    Mathematician and former Christian
    • DRC

      Since Rudd’s comments I’ve heard so many arguments about how other Christians are interpreting/applying the Bible wrongly on the issue of gay marriage. For some reason no one was suggesting what the correct general approach to interpretation should be. That would be far more convincing than simply telling others they are wrong.

      • Nerdsamwich

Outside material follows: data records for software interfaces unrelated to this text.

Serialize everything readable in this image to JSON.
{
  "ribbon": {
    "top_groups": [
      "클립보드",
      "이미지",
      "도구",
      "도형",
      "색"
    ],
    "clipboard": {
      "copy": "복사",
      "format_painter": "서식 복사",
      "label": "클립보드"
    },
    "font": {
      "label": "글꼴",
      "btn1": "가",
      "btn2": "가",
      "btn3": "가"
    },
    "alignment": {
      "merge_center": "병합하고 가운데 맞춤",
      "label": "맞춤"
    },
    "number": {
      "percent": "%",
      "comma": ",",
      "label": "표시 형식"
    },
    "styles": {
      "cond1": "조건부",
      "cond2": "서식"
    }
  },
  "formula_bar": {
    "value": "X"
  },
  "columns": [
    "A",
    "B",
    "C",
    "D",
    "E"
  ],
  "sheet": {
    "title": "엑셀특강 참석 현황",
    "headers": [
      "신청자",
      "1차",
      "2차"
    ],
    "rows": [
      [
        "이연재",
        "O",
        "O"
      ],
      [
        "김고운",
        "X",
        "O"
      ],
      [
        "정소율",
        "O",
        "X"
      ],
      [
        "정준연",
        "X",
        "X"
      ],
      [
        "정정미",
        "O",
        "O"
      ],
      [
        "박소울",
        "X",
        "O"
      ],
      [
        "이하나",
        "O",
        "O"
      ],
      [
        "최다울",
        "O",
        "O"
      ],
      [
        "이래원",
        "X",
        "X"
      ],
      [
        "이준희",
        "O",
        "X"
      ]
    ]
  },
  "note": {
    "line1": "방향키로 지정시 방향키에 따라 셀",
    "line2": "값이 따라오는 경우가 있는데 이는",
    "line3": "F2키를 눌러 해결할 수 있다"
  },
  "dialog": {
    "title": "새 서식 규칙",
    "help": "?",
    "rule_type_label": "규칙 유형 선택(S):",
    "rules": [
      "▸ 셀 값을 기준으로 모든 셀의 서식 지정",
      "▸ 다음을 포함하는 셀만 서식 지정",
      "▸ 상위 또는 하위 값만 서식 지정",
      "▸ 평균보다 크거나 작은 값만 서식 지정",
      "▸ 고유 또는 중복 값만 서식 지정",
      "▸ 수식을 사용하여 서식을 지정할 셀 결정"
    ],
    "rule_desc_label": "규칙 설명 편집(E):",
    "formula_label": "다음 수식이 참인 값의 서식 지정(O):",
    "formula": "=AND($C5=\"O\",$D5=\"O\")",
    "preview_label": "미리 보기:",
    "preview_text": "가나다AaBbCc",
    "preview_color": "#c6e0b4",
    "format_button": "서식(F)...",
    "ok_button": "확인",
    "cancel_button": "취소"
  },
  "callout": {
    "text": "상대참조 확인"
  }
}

        Because the correct general approach is to construe passages only in such a fashion that it doesn’t seem like it was written by a bunch of iron age savages. Every time a Christian cries “Context!” I can’t help but recall this wonderful Youtube vid: http://www.youtube.com/watch?v=PK7P7uZFf5o